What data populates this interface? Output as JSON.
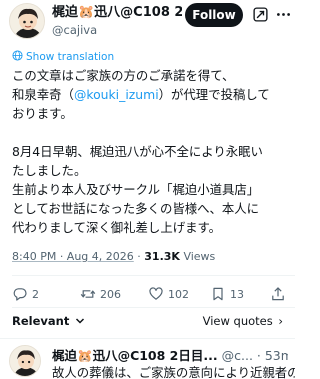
{
  "author": {
    "display_name": "梶迫🐹迅八@C108 2...",
    "handle": "@cajiva",
    "avatar_icon": "character-avatar-icon"
  },
  "header": {
    "follow_label": "Follow",
    "grok_icon": "grok-icon",
    "more_icon": "more-dots-icon"
  },
  "translation": {
    "label": "Show translation"
  },
  "post": {
    "line1": "この文章はご家族の方のご承諾を得て、",
    "line2_pre": "和泉幸奇（",
    "line2_mention": "@kouki_izumi",
    "line2_post": "）が代理で投稿して",
    "line3": "おります。",
    "line4": "8月4日早朝、梶迫迅八が心不全により永眠い",
    "line5": "たしました。",
    "line6": "生前より本人及びサークル「梶迫小道具店」",
    "line7": "としてお世話になった多くの皆様へ、本人に",
    "line8": "代わりまして深く御礼差し上げます。"
  },
  "meta": {
    "timestamp": "8:40 PM · Aug 4, 2026",
    "separator": "·",
    "views_count": "31.3K",
    "views_label": "Views"
  },
  "actions": {
    "replies": "2",
    "reposts": "206",
    "likes": "102",
    "bookmarks": "13"
  },
  "footer": {
    "relevant_label": "Relevant",
    "view_quotes_label": "View quotes",
    "view_quotes_arrow": "›"
  },
  "reply": {
    "display_name": "梶迫🐹迅八@C108 2日目...",
    "meta": "@c... · 53m",
    "text": "故人の葬儀は、ご家族の意向により近親者の"
  },
  "colors": {
    "accent": "#1d9bf0",
    "text": "#0f1419",
    "muted": "#536471",
    "follow_bg": "#0f1419"
  }
}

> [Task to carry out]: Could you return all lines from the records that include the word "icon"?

> [Answer space]:
    "avatar_icon": "character-avatar-icon"
    "grok_icon": "grok-icon",
    "more_icon": "more-dots-icon"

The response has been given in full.